◆ **DATA FOR REVIEW**
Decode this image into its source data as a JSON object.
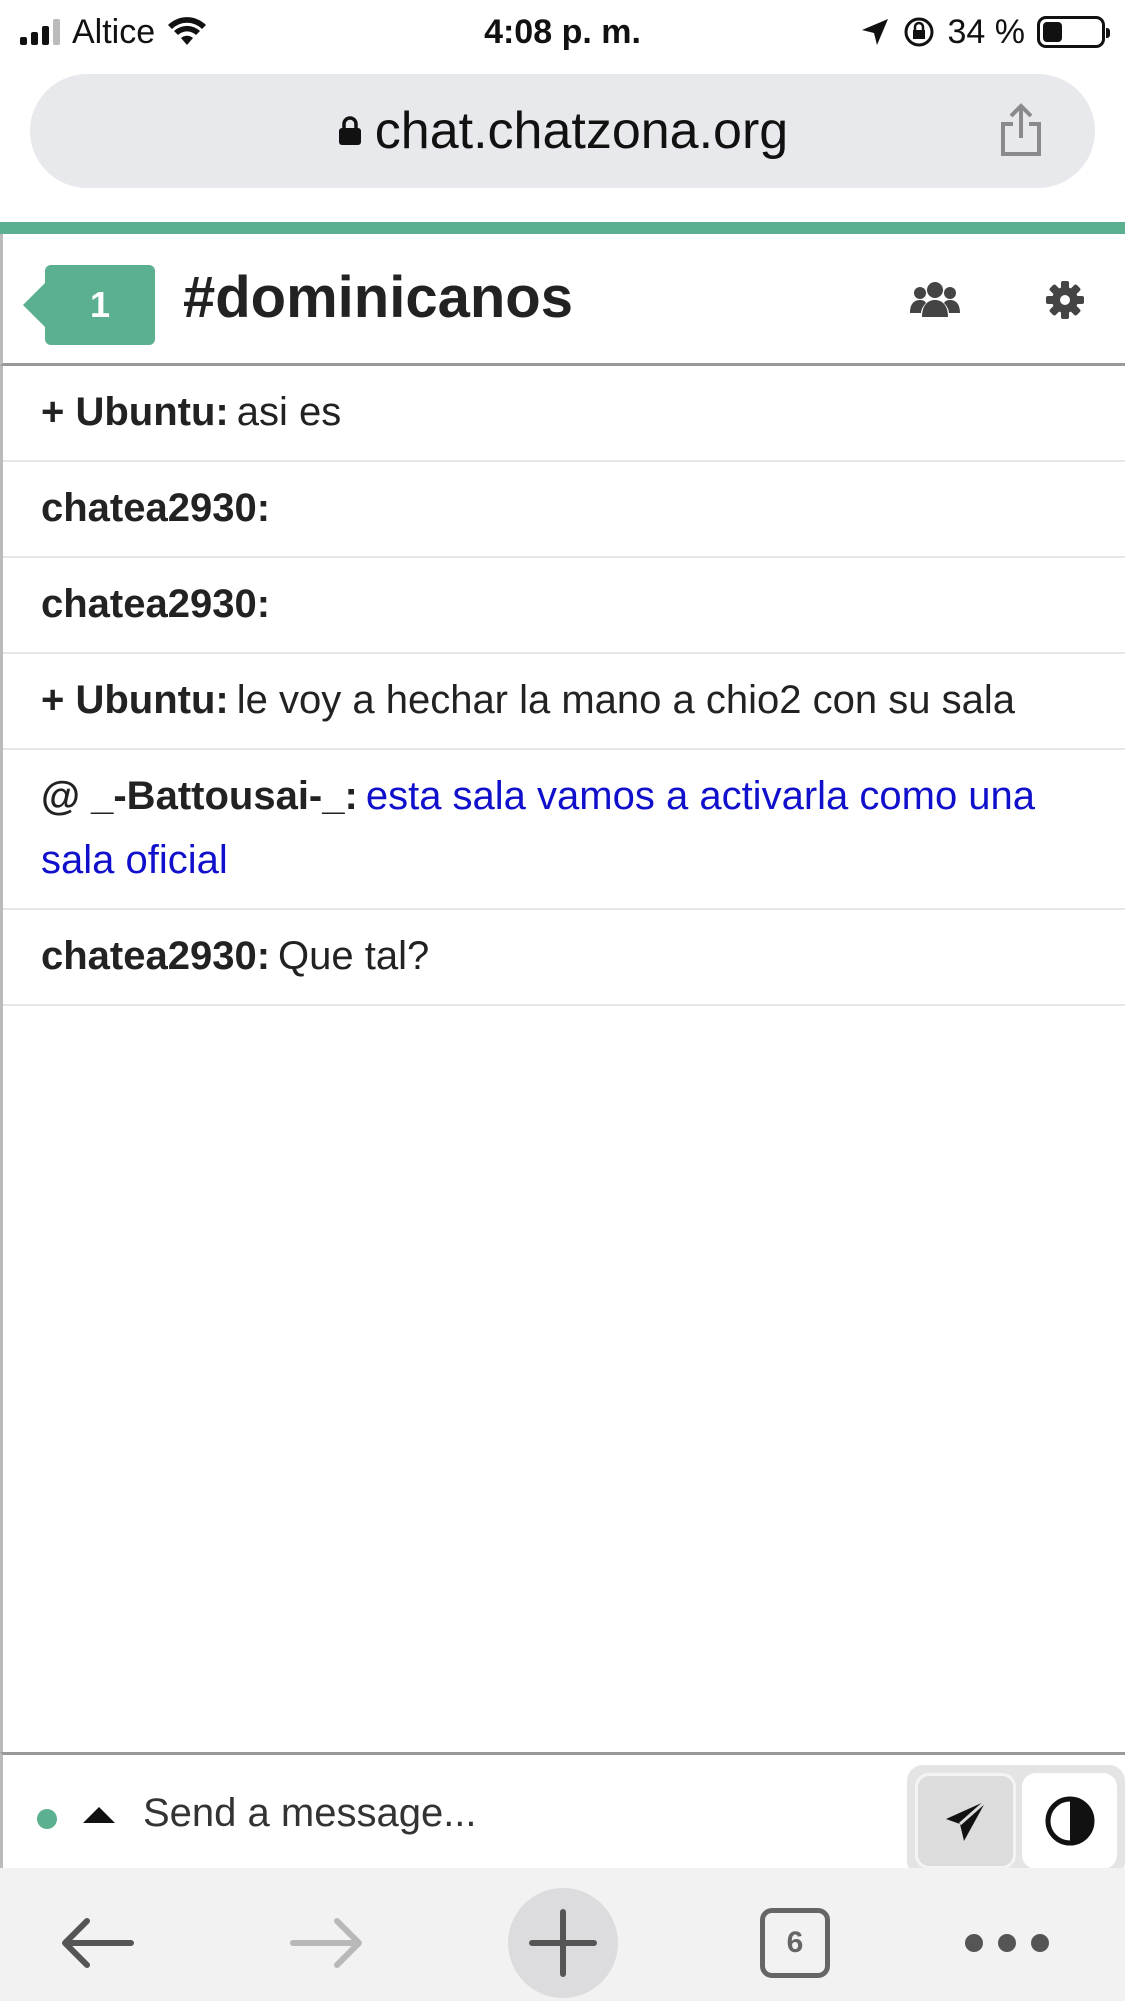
{
  "status_bar": {
    "carrier": "Altice",
    "time": "4:08 p. m.",
    "battery_percent": "34 %",
    "battery_level": 0.34
  },
  "browser": {
    "url": "chat.chatzona.org",
    "tabs_count": "6"
  },
  "chat": {
    "unread_badge": "1",
    "channel": "#dominicanos",
    "accent_color": "#5bb08f",
    "messages": [
      {
        "nick": "+ Ubuntu:",
        "text": "asi es",
        "color": "#222222"
      },
      {
        "nick": "chatea2930:",
        "text": "",
        "color": "#222222"
      },
      {
        "nick": "chatea2930:",
        "text": "",
        "color": "#222222"
      },
      {
        "nick": "+ Ubuntu:",
        "text": "le voy a hechar la mano a chio2 con su sala",
        "color": "#222222"
      },
      {
        "nick": "@ _-Battousai-_:",
        "text": "esta sala vamos a activarla como una sala oficial",
        "color": "#1010cc"
      },
      {
        "nick": "chatea2930:",
        "text": "Que tal?",
        "color": "#222222"
      }
    ],
    "input": {
      "placeholder": "Send a message...",
      "value": ""
    }
  },
  "icons": {
    "users": "users-icon",
    "settings": "gear-icon",
    "send": "send-icon",
    "theme": "contrast-icon",
    "back": "back-arrow-icon",
    "forward": "forward-arrow-icon",
    "new_tab": "plus-icon",
    "more": "more-dots-icon",
    "share": "share-icon",
    "lock": "lock-icon"
  }
}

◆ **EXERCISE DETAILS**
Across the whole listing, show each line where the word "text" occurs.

◆ **COMPLETED TASK**
        "text": "asi es",
        "text": "",
        "text": "",
        "text": "le voy a hechar la mano a chio2 con su sala",
        "text": "esta sala vamos a activarla como una sala oficial",
        "text": "Que tal?",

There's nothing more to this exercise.